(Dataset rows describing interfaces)
---*---

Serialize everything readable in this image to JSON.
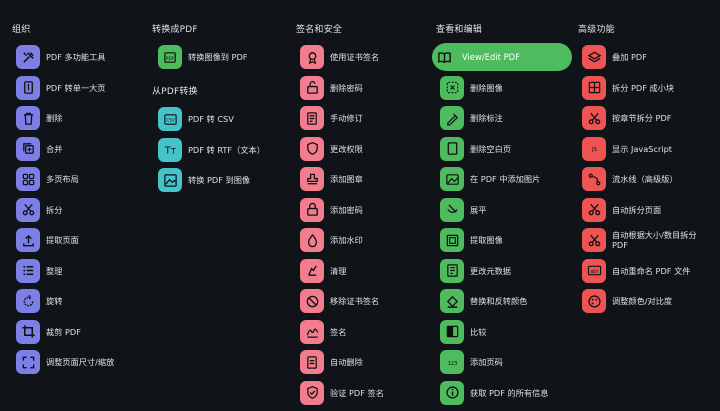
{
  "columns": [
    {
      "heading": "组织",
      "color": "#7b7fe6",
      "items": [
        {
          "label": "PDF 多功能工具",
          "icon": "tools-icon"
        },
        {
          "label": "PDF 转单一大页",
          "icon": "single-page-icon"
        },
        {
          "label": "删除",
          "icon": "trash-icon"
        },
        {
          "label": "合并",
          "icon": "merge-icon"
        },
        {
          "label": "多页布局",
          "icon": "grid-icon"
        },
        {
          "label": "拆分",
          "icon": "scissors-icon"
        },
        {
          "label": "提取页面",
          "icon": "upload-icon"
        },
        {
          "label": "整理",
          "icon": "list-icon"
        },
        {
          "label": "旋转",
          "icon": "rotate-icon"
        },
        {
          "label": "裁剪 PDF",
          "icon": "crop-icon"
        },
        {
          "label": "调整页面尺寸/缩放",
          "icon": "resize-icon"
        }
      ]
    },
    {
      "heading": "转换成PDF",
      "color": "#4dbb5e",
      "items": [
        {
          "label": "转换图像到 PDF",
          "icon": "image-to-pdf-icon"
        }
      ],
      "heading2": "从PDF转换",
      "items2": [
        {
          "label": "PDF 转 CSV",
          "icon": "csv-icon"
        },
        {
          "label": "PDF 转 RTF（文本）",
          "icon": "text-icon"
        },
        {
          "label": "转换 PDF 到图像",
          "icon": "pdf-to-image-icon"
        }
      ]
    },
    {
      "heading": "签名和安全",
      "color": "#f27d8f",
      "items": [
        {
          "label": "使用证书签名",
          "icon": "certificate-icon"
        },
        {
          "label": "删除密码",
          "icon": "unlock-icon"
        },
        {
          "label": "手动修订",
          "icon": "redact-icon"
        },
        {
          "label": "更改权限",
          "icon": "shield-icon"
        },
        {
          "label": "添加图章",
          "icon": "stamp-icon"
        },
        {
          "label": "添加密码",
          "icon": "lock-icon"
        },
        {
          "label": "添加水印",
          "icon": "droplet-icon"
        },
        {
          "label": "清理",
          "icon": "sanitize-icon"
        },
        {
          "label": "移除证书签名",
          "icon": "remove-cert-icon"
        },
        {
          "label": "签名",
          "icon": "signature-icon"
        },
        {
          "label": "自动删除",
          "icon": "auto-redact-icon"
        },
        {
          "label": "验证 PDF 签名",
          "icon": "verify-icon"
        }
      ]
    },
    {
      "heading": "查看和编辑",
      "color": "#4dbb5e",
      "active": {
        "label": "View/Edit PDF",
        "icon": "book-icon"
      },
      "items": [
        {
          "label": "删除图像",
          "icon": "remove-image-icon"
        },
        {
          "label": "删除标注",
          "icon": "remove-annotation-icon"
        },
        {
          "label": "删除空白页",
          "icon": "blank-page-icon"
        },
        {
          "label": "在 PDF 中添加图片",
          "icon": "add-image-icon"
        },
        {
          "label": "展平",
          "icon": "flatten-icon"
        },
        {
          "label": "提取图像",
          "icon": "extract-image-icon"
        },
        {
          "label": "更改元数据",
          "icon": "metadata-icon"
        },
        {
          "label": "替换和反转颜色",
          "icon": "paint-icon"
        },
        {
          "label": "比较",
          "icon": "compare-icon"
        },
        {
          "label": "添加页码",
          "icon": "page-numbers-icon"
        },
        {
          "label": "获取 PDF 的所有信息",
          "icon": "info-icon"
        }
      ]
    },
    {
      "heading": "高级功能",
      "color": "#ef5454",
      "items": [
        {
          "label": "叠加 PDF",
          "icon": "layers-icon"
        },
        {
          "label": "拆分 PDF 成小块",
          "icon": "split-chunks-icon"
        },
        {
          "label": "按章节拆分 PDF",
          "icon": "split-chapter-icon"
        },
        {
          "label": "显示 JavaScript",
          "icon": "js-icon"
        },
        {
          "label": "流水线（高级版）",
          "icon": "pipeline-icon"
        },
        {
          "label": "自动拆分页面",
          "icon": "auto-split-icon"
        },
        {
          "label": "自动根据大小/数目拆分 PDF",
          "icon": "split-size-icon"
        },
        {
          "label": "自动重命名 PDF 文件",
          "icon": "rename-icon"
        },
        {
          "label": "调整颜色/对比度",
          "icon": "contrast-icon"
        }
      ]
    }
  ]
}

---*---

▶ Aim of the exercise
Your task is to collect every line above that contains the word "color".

▶ Expected output
      "color": "#7b7fe6",
      "color": "#4dbb5e",
      "color": "#f27d8f",
      "color": "#4dbb5e",
      "color": "#ef5454",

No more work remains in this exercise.